Likewise we are now beyond the point of lobbying or petition signing, because the people those petitions are addressed to are the politicians who have effectively no collective power under this system.
Even when more radical ‘mainstream visions’ inspired by direct political representation come along – be that Bernie Sanders52 or Jeremy Corbyn53 – the political infrastructure and lobbyists work together to ensure those people never disrupt their hold on executive power.
To have a ‘vision’, though, you must first ensure it’s realistic. Not just today, but under the trends that have the potential to redefine your future vision.

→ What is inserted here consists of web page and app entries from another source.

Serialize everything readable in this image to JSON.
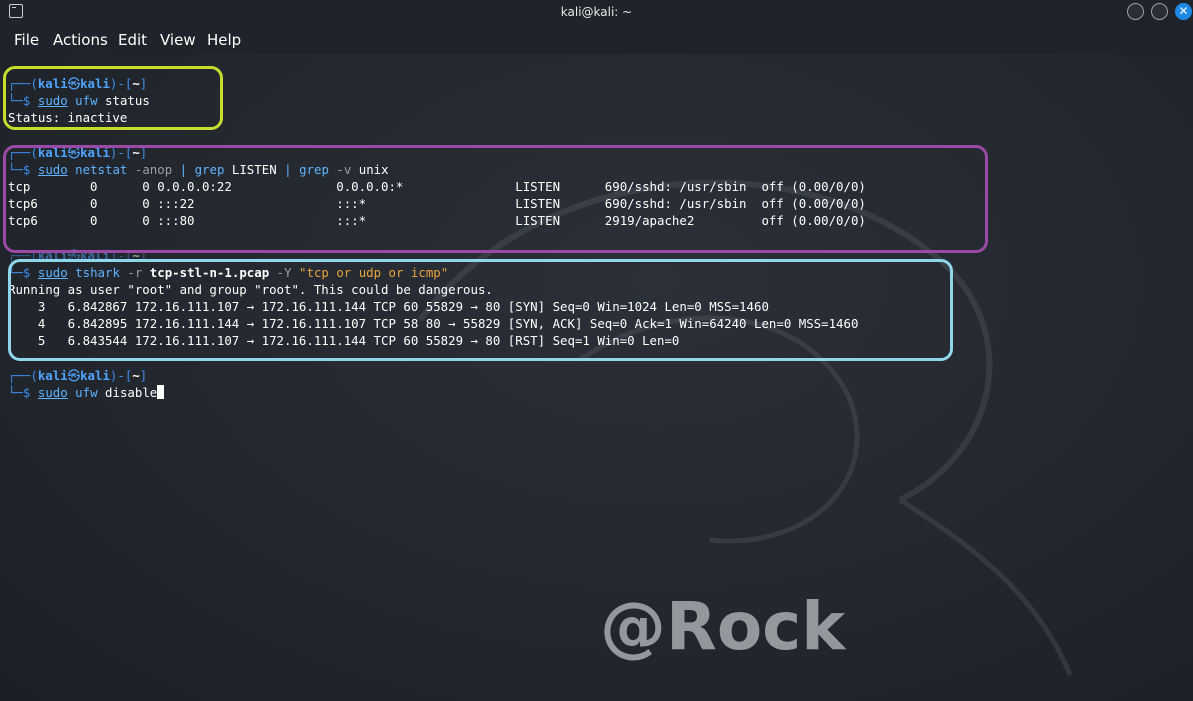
{
  "window": {
    "title": "kali@kali: ~",
    "close_glyph": "✕"
  },
  "menu": [
    "File",
    "Actions",
    "Edit",
    "View",
    "Help"
  ],
  "prompt": {
    "open": "┌──(",
    "user": "kali",
    "skull": "㉿",
    "host": "kali",
    "mid": ")-[",
    "dir": "~",
    "close": "]",
    "arrow": "└─$"
  },
  "blocks": [
    {
      "command": {
        "sudo": "sudo",
        "cmd": "ufw",
        "args": "status"
      },
      "output": [
        "Status: inactive"
      ]
    },
    {
      "command": {
        "sudo": "sudo",
        "cmd": "netstat",
        "opt1": "-anop",
        "pipe1": "|",
        "cmd2": "grep",
        "arg2": "LISTEN",
        "pipe2": "|",
        "cmd3": "grep",
        "opt3": "-v",
        "arg3": "unix"
      },
      "output": [
        "tcp        0      0 0.0.0.0:22              0.0.0.0:*               LISTEN      690/sshd: /usr/sbin  off (0.00/0/0)",
        "tcp6       0      0 :::22                   :::*                    LISTEN      690/sshd: /usr/sbin  off (0.00/0/0)",
        "tcp6       0      0 :::80                   :::*                    LISTEN      2919/apache2         off (0.00/0/0)"
      ]
    },
    {
      "command": {
        "sudo": "sudo",
        "cmd": "tshark",
        "opt1": "-r",
        "file": "tcp-stl-n-1.pcap",
        "opt2": "-Y",
        "filter": "\"tcp or udp or icmp\""
      },
      "output": [
        "Running as user \"root\" and group \"root\". This could be dangerous.",
        "    3   6.842867 172.16.111.107 → 172.16.111.144 TCP 60 55829 → 80 [SYN] Seq=0 Win=1024 Len=0 MSS=1460",
        "    4   6.842895 172.16.111.144 → 172.16.111.107 TCP 58 80 → 55829 [SYN, ACK] Seq=0 Ack=1 Win=64240 Len=0 MSS=1460",
        "    5   6.843544 172.16.111.107 → 172.16.111.144 TCP 60 55829 → 80 [RST] Seq=1 Win=0 Len=0"
      ]
    },
    {
      "command": {
        "sudo": "sudo",
        "cmd": "ufw",
        "args": "disable"
      },
      "output": []
    }
  ],
  "watermark": "@Rock",
  "colors": {
    "highlight_1": "#c6dd2e",
    "highlight_2": "#9a4aa6",
    "highlight_3": "#8fd6ea",
    "accent": "#4ea4ff"
  }
}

Yes, that’s about climate change; but climate change is in fact just one of a dozen or so54 ecological trends any one of which has the capacity to up-end today’s affluent consumer society – and those dozen or so trends are all falling due between now and 2050 or so, with the 2030s55 identified as the pivotal decade when they will start to interact.
Thing is, despite the mainstream political ignorance towards ecological limits, those ‘elite’-types are fully aware of this. Once again, with people like Peter Thiel at the forefront of groups planning for a collapse56 of present-day society, and seeking a bolthole to isolate themselves from that.

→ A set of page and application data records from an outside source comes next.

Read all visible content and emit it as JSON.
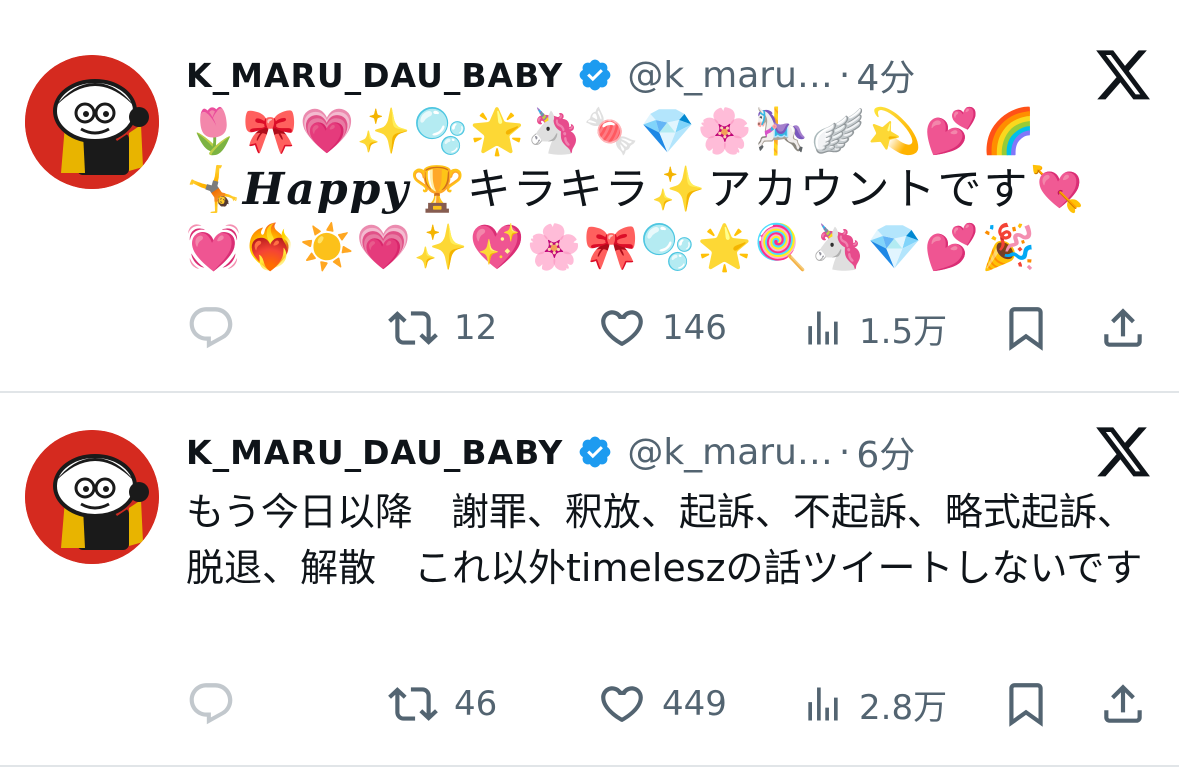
{
  "colors": {
    "text": "#0f1419",
    "secondary": "#536471",
    "verified": "#1d9bf0",
    "divider": "#e1e5e8",
    "avatar_bg": "#d52a1f"
  },
  "tweets": [
    {
      "display_name": "K_MARU_DAU_BABY",
      "handle": "@k_maru…",
      "separator": "·",
      "time": "4分",
      "text_line1": "🌷🎀💗✨🫧🌟🦄🍬💎🌸🎠🪽💫💕🌈",
      "text_line2_pre": "🤸",
      "text_line2_happy": "𝑯𝒂𝒑𝒑𝒚",
      "text_line2_post": "🏆キラキラ✨アカウントです💘",
      "text_line3": "💓❤️‍🔥☀️💗✨💖🌸🎀🫧🌟🍭🦄💎💕🎉",
      "actions": {
        "reply": "",
        "retweets": "12",
        "likes": "146",
        "views": "1.5万"
      }
    },
    {
      "display_name": "K_MARU_DAU_BABY",
      "handle": "@k_maru…",
      "separator": "·",
      "time": "6分",
      "text": "もう今日以降　謝罪、釈放、起訴、不起訴、略式起訴、脱退、解散　これ以外timeleszの話ツイートしないです",
      "actions": {
        "reply": "",
        "retweets": "46",
        "likes": "449",
        "views": "2.8万"
      }
    }
  ],
  "icons": {
    "verified": "verified-badge-icon",
    "x_logo": "x-logo-icon",
    "reply": "reply-icon",
    "retweet": "retweet-icon",
    "like": "heart-icon",
    "views": "views-chart-icon",
    "bookmark": "bookmark-icon",
    "share": "share-icon"
  }
}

Returning to Murray Bookchin, he wrote about ‘post-scarcity’ in the 1960s when he saw affluence, and the consequent dominance of corporate forces it enabled, as a barrier to change – and so the promotion of anarchist ideas had to change from their historic position of representing of ‘the underclass’.
With the fore-knowledge of ecological limits we can see that position pivoting back soon. In fact, as larger sections of society are subject to the changes wrought by greater automation57 in the future, we can see economic inequality and destitution having a far more corrosive role in society irrespective of that.
Therefore, developing from the visions of Bookchin and many others, we must talk in terms of ‘pro-scarcity anarchism/activism’. Of planning for a far less material58 world not because the elite want control of the world’s wealth; but because it is consumption that is killing the planet.
Affluence is an illusion – one that tricks people into believing in the economic and political dogmas that perpetuate both inequality59 and planetary destruction60. Moving beyond that, to simpler, less material lifestyle, is the key to escaping both corporate dominance and ecological breakdown.
At the first Berkeley Peace Rally in 1965, Ken Kesey delivered a short musical address61 that stunned the assembled throng by concluding, “Just look at it and turn away and say ‘fuck it’”.
In my view, that’s where we are today: Party politics, under the influence of oligopolies who want to forge a modern form of feudalism, has failed to represent the public’s interest.
Quite simply then we don’t need to complain, or invent elaborate conspiracies to explain this trend. Its causes and effects are easy to see. Instead we need to realise the alternatives to it, locally, with those around us, to create and give guarantee to a simpler, less material lifestyle in the future. And where our aims conflict with those of the political elite, then the only response is spontaneous, creative, and mischievous direct action.